The kitchen was a hubbub of activity when we helped Mom prepare this meal. While she browned the pork chops, we took turns peeling and slicing the apples. (Apples showed up in many of our entrees, salads and desserts.) We brought her the spices she needed, and Mom shook in what seemed right. The result was always delicious!
Mom had been making Buttered Poppy Seed Noodles since she was a child, but she started with homemade noodles instead of packaged. She'd roll out the dough on the table, then let us cut the long noodles and hang them to dry. This dish turns out crunchy and comforting.
Crisp apple chunks, celery and grapes give Dutch Apple Salad its refreshing flavor. Our family would sit around the table in the evening and crack nuts for Mom to use in cakes, cookies and this salad.
Mom also loved to make date-nut pudding, and her pumpkin and mincemeat-apple pies were wonderful additions to our holiday and Sunday meals. My dad most enjoyed her molasses cookies and sugar cookies with a dab of jelly in the middle. When he walked home from his job at the gas station, Dad would sniff the air to tell what she had baked that day.
Once some of us were older, Mom went to work as a nurse. By that time, I was on my own. After working my way through school, I volunteered at a Navajo Indian mission in New Mexico. I met my husband, Roy, in New Mexico, where he worked in the oil fields and construction. We're now retired, with three grown children and five grandchildren.
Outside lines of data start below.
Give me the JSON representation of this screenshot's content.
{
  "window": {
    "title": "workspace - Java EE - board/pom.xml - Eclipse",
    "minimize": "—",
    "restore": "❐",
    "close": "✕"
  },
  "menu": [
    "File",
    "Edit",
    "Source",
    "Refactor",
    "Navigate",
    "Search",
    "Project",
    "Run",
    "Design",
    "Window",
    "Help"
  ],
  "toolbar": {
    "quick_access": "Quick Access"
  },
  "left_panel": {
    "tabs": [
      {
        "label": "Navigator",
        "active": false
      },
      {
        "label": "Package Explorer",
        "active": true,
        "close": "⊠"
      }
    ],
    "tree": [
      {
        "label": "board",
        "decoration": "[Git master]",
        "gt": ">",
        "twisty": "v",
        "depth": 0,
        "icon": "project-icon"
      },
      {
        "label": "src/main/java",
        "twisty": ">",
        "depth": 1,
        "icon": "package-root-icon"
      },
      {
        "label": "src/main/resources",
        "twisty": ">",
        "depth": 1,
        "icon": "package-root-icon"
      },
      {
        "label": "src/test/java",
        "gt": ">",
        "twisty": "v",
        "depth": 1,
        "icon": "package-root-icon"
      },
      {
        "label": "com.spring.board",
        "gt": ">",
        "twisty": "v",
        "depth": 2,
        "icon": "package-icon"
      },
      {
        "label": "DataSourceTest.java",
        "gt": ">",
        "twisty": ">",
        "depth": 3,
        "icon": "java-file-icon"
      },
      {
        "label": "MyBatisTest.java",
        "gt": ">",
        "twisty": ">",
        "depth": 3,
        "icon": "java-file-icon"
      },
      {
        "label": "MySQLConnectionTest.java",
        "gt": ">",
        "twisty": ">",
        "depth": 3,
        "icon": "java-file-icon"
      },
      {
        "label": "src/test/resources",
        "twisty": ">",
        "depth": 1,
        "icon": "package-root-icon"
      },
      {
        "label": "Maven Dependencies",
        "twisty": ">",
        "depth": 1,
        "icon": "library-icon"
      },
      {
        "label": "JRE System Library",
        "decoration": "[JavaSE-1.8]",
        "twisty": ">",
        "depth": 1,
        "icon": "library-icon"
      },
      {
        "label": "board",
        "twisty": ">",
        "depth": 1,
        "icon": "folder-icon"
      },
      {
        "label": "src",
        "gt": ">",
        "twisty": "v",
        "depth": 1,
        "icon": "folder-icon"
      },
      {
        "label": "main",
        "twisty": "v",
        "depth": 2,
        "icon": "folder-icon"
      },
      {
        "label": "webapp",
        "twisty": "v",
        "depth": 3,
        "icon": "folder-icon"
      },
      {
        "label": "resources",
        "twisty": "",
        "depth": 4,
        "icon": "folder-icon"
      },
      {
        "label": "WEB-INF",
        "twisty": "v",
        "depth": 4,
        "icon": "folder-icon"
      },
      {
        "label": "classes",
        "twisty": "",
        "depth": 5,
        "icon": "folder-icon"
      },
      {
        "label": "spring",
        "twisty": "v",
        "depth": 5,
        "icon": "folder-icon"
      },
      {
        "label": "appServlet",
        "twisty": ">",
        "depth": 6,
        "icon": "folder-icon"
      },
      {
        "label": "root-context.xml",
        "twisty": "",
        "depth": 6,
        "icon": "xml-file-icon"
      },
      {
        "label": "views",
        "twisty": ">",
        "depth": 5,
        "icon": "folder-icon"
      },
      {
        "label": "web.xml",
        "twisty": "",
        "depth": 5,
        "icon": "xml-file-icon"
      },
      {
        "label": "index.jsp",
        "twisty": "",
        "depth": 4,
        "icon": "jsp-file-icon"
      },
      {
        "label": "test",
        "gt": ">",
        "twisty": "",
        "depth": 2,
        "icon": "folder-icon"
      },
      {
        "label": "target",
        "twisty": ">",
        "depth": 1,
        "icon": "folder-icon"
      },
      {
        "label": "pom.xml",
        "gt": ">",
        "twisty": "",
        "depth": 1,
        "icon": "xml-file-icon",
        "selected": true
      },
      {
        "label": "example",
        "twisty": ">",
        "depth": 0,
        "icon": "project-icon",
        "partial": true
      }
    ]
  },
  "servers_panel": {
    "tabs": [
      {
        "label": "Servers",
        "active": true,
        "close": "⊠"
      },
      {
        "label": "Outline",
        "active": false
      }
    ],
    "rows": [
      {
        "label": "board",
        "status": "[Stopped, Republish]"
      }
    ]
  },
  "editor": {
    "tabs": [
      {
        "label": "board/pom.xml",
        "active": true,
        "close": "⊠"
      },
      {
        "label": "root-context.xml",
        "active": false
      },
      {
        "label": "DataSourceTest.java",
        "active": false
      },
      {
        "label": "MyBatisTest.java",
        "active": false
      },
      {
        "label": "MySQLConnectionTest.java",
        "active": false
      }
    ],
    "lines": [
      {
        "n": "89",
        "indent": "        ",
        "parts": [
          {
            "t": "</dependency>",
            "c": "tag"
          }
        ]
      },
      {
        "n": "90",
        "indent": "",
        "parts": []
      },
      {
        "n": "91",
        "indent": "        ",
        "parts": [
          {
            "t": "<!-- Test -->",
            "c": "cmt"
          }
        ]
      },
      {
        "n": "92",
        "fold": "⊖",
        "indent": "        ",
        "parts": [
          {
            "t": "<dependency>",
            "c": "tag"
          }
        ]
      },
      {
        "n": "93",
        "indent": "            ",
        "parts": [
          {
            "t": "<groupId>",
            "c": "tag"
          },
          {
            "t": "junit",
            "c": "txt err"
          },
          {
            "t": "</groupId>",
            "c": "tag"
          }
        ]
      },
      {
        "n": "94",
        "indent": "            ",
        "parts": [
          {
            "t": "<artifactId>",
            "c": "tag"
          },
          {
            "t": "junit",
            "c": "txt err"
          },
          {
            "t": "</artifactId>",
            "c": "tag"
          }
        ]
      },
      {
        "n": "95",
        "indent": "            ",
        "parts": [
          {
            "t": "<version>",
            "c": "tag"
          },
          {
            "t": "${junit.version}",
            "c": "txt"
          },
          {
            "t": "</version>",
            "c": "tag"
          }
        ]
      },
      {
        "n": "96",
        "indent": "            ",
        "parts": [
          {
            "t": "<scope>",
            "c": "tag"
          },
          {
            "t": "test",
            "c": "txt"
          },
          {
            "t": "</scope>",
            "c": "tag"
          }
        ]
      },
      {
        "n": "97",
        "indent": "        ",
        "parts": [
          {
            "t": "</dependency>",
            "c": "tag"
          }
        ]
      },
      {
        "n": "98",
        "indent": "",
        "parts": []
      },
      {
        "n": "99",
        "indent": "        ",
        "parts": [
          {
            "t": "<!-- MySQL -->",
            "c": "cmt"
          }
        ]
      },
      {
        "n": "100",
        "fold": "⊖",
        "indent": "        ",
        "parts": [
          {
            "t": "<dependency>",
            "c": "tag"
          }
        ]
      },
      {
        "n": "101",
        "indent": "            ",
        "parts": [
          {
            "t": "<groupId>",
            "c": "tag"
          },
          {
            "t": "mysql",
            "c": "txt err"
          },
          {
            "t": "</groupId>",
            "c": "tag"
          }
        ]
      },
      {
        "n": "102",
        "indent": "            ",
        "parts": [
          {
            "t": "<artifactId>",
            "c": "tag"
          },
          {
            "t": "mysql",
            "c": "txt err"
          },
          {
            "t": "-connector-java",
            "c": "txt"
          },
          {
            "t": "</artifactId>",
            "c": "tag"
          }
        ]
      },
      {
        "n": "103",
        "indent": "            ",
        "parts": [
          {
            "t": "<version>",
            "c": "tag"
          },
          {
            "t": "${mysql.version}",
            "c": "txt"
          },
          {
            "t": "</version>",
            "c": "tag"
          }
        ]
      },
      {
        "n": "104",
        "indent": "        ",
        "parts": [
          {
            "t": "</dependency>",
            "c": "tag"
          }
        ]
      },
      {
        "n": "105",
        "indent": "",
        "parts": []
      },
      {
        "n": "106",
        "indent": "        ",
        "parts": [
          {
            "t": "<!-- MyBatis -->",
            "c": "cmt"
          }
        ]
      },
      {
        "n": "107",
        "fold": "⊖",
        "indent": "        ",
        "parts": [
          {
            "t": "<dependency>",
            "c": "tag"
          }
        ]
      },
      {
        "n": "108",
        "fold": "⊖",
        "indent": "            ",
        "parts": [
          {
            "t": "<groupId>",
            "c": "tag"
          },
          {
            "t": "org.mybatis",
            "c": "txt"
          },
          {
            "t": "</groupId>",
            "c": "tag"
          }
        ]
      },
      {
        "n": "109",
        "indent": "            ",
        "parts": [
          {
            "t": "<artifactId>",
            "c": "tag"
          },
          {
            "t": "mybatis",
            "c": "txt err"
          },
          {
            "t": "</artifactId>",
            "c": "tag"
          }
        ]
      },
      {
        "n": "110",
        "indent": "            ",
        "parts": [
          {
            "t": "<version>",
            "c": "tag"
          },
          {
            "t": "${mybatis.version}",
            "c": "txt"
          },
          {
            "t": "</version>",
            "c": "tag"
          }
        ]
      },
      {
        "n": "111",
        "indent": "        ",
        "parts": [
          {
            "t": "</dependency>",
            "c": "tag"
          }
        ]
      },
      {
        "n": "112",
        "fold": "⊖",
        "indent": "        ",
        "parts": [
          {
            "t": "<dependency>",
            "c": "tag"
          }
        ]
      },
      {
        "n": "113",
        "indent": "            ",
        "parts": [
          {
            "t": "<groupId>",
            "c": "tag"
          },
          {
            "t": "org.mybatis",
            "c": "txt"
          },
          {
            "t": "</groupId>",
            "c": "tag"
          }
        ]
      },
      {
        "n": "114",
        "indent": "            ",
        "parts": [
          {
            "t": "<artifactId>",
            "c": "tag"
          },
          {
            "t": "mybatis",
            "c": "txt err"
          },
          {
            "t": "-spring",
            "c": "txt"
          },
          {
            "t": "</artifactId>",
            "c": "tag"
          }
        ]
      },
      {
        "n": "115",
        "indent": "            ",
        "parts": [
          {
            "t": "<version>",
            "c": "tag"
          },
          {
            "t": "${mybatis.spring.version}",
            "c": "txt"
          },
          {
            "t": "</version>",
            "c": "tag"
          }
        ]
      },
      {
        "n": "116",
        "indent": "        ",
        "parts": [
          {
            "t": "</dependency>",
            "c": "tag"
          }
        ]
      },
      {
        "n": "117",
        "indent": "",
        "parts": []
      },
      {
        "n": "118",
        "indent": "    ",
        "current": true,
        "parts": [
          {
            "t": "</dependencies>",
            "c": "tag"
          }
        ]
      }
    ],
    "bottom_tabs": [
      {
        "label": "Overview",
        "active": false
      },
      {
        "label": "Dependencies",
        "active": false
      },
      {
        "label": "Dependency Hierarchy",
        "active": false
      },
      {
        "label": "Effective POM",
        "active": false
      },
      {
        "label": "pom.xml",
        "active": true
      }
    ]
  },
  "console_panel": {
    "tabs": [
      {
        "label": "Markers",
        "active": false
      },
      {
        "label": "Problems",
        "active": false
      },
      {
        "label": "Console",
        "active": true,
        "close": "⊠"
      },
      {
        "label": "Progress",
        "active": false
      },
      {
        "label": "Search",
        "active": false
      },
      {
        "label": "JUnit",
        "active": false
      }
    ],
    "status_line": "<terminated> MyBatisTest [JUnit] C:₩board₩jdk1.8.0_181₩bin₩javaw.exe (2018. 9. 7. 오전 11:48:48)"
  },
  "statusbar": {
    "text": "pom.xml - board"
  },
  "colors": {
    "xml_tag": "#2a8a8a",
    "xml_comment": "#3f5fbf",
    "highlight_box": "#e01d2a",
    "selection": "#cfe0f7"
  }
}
Because I taught school, I relied on simple dishes to feed our family. But for special days, I'd make meals like Mom used to cook. Some of those Pennsylvania Dutch recipes creep into our menus now, and I still love them. I hope you will, too!